### TASK DETAILS
Scan the entries below and return each line that contains "Trend".

Dataset rows describing interfaces:
-=-=-=-=-
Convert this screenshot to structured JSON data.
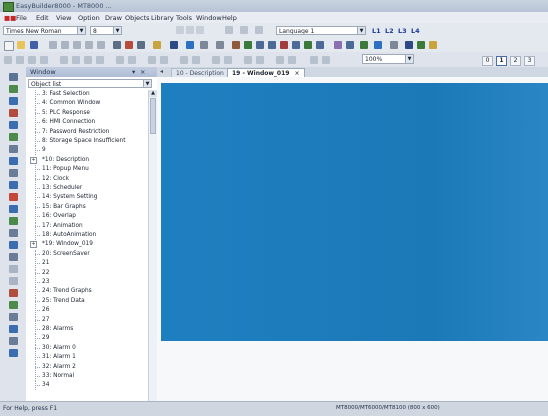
{
  "window": {
    "title": "EasyBuilder8000 - MT8000 ..."
  },
  "menu": [
    "File",
    "Edit",
    "View",
    "Option",
    "Draw",
    "Objects",
    "Library",
    "Tools",
    "Window",
    "Help"
  ],
  "format_toolbar": {
    "font": "Times New Roman",
    "font_size": "8",
    "language": "Language 1",
    "layers": [
      "L1",
      "L2",
      "L3",
      "L4"
    ]
  },
  "zoom": "100%",
  "pages": [
    "0",
    "1",
    "2",
    "3"
  ],
  "panel": {
    "title": "Window",
    "object_list": "Object list"
  },
  "tree": [
    {
      "label": "3: Fast Selection"
    },
    {
      "label": "4: Common Window"
    },
    {
      "label": "5: PLC Response"
    },
    {
      "label": "6: HMI Connection"
    },
    {
      "label": "7: Password Restriction"
    },
    {
      "label": "8: Storage Space Insufficient"
    },
    {
      "label": "9"
    },
    {
      "label": "*10: Description",
      "expander": "+"
    },
    {
      "label": "11: Popup Menu"
    },
    {
      "label": "12: Clock"
    },
    {
      "label": "13: Scheduler"
    },
    {
      "label": "14: System Setting"
    },
    {
      "label": "15: Bar Graphs"
    },
    {
      "label": "16: Overlap"
    },
    {
      "label": "17: Animation"
    },
    {
      "label": "18: AutoAnimation"
    },
    {
      "label": "*19: Window_019",
      "expander": "+"
    },
    {
      "label": "20: ScreenSaver"
    },
    {
      "label": "21"
    },
    {
      "label": "22"
    },
    {
      "label": "23"
    },
    {
      "label": "24: Trend Graphs"
    },
    {
      "label": "25: Trend Data"
    },
    {
      "label": "26"
    },
    {
      "label": "27"
    },
    {
      "label": "28: Alarms"
    },
    {
      "label": "29"
    },
    {
      "label": "30: Alarm 0"
    },
    {
      "label": "31: Alarm 1"
    },
    {
      "label": "32: Alarm 2"
    },
    {
      "label": "33: Normal"
    },
    {
      "label": "34"
    }
  ],
  "tabs": [
    {
      "label": "10 - Description"
    },
    {
      "label": "19 - Window_019",
      "close": "×"
    }
  ],
  "status": {
    "left": "For Help, press F1",
    "right": "MT8000/MT6000/MT8100 (800 x 600)"
  },
  "colors": {
    "canvas": "#1e7fc0",
    "chrome": "#d6dbe3"
  }
}
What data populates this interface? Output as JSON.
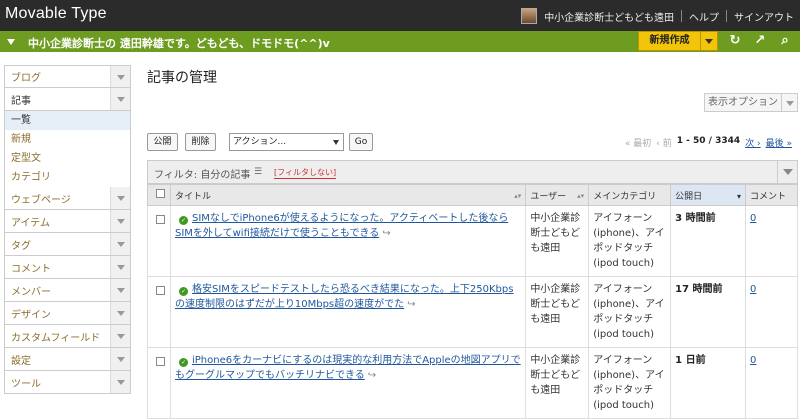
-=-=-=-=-
### RESULT OF THE EXERCISE
      "label": "24: Trend Graphs"
      "label": "25: Trend Data"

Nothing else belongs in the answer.